A few months ago, a homeless woman stepped onto the mobile health clinic parked near a beach on Cape Cod. As she climbed aboard, the woman was holding her back, in pain.
An NP ushered the woman into an exam room, and the patient began to tell her story. She had tried to seek treatment for her back pain several times before, only to be turned away. The NP ordered some tests and found the woman had a legitimate problem with her back. She was sent to a homeless shelter with a prescription in hand, and the patient finally got relief from years of pain.
“The clinician did a really good job of listening to this patient,” says Elyse DeGroot, MSW, spokesperson for the mobile clinic and its sponsor, the Duffy Health Center in Hyannis, Massachusetts. “She didn’t see this woman as just another emergency room drug-seeking patient. You give people good care when you don’t presume to know what the problem is.”
Growing Need as the Economy Stalls
While many people have an image of Cape Cod as an affluent summer retreat, not everyone who lives there is wealthy. “There are a lot of homeless people here, but they are hidden from view,” DeGroot explains. Since the homeless population is growing due to the bad economy, and the public transportation system on Cape Cod is limited, the Duffy Health Center decided to take a clinic out to where the most needy patients are living. “We have patients who have not seen a doctor in 20 years,” she adds.
As more Americans go without health insurance, the need for mobile health care units is growing, says Darien DeLorenzo, Executive Director of the San Francisco–based Mobile Health Clinics Network. With millions of people visiting emergency departments for what amounts to basic primary care needs, hospitals are shifting their funds to preventive care, DeLorenzo says. Often, that means preventive care on wheels.
Mobile clinics are parking at schools, businesses, supermarkets, and big-box stores across the country. Clinicians on board are offering services that include mammograms and vaccines, as well as dental care, to veterans, homeless persons, and runaways. Mobile health care was especially effective in the aftermath of Hurricane Katrina and the more recent tropical storms, DeLorenzo adds.
Getting NPs and PAs on Board
DeGroot and DeLorenzo say this growing trend is especially well suited to advanced practice nurses and PAs. It takes a certain kind of person to work in a mobile clinic, as DeLorenzo explains.
“You need a person who is self-motivated, who can be very flexible and individualistic, because you’re not going to be sitting there in an office with a lot of staff people around you,” she says. “You’ve got to be confident in yourself—a decision-maker—because if a patient comes in, you’ve got to be able make decisions for yourself.”

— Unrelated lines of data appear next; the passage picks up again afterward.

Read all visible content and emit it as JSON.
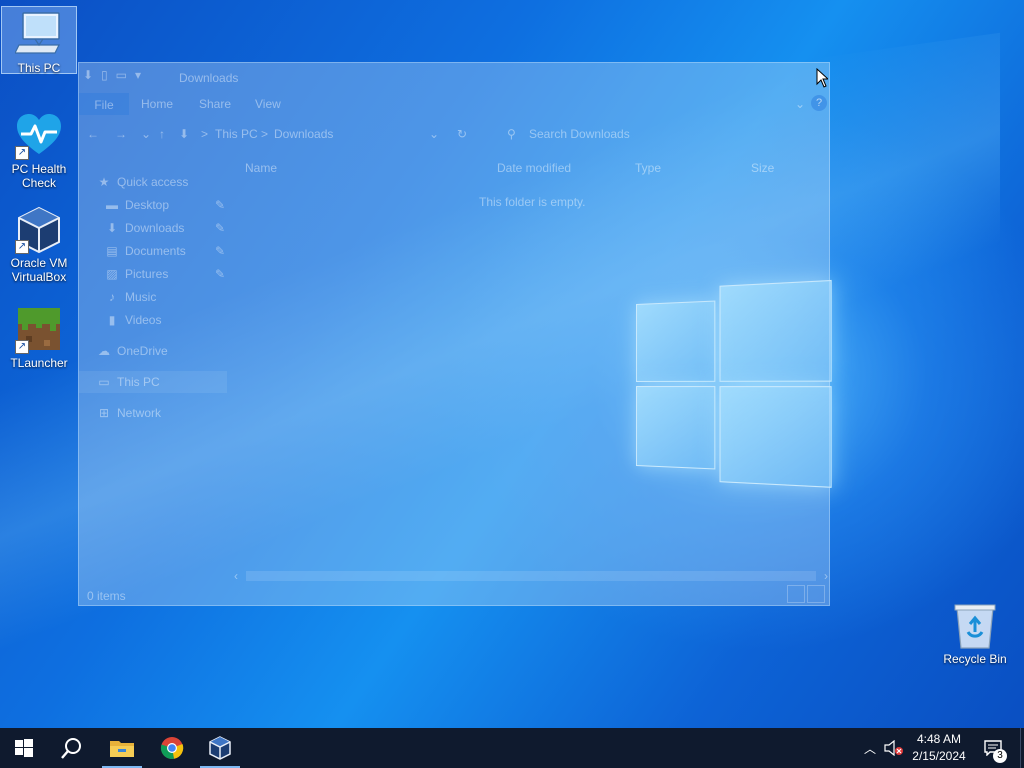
{
  "desktop": {
    "icons": [
      {
        "label": "This PC",
        "icon": "computer-icon"
      },
      {
        "label": "PC Health Check",
        "icon": "pc-health-check-icon"
      },
      {
        "label": "Oracle VM VirtualBox",
        "icon": "virtualbox-icon"
      },
      {
        "label": "TLauncher",
        "icon": "tlauncher-icon"
      },
      {
        "label": "Recycle Bin",
        "icon": "recycle-bin-icon"
      }
    ]
  },
  "explorer": {
    "title": "Downloads",
    "ribbon_tabs": [
      "File",
      "Home",
      "Share",
      "View"
    ],
    "address_path": [
      "This PC",
      "Downloads"
    ],
    "address_separator": ">",
    "search_placeholder": "Search Downloads",
    "columns": [
      "Name",
      "Date modified",
      "Type",
      "Size"
    ],
    "empty_message": "This folder is empty.",
    "nav": {
      "quick_access": "Quick access",
      "quick_items": [
        "Desktop",
        "Downloads",
        "Documents",
        "Pictures",
        "Music",
        "Videos"
      ],
      "onedrive": "OneDrive",
      "this_pc": "This PC",
      "network": "Network"
    },
    "status": "0 items"
  },
  "taskbar": {
    "apps": [
      "start-icon",
      "search-icon",
      "file-explorer-icon",
      "chrome-icon",
      "virtualbox-icon"
    ],
    "time": "4:48 AM",
    "date": "2/15/2024",
    "notification_count": "3"
  },
  "colors": {
    "taskbar_bg": "#0f1a2e",
    "accent": "#0a62d0"
  }
}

NPs and PAs with the ability to practice independently can learn more about opportunities in the mobile health care field during the Mobile Health Clinics Network’s joint conference with the American Telemedicine Association in Las Vegas in April 2009. (For details, visit www.mobilehealthclinicsnetwork.org.) Topics on the agenda include everything from how to conduct a needs assessment and write a grant to how mobile clinics can maintain continuity of care.
Service for All in Need
As a veteran in the mobile health care arena, Larry Friedman, MD, is now seeing the fruits of 10 years of working with troubled youth on the streets of San Diego. Thanks to his mobile unit, which is largely staffed by medical students at the University of California–San Diego Medical School, countless pregnancies and cases of sexually transmitted disease have been prevented.
Ultimately, the clinic has offered a sympathetic ear and helped innumerable homeless teens find their way back into society. “A lot of times, it’s just a place where kids can come and talk about what’s going on in their lives,” he adds.
Friedman says he knew his program had built up trust with the local youth community when two girls from affluent La Jolla stepped onto the van one night. Usually, the mobile unit treats physical and sexual abuse victims, kids with substance abuse problems, and teens who have run away from home. But these girls were extremely well dressed, and they drove up in a nice car. They told Dr. Friedman they wanted an HIV test, but they didn’t want to go to their family doctor because they didn’t want their parents to know about it.
“That’s when I knew there was word on the street about this van,” Friedman says. “We were more than happy to do that for them.”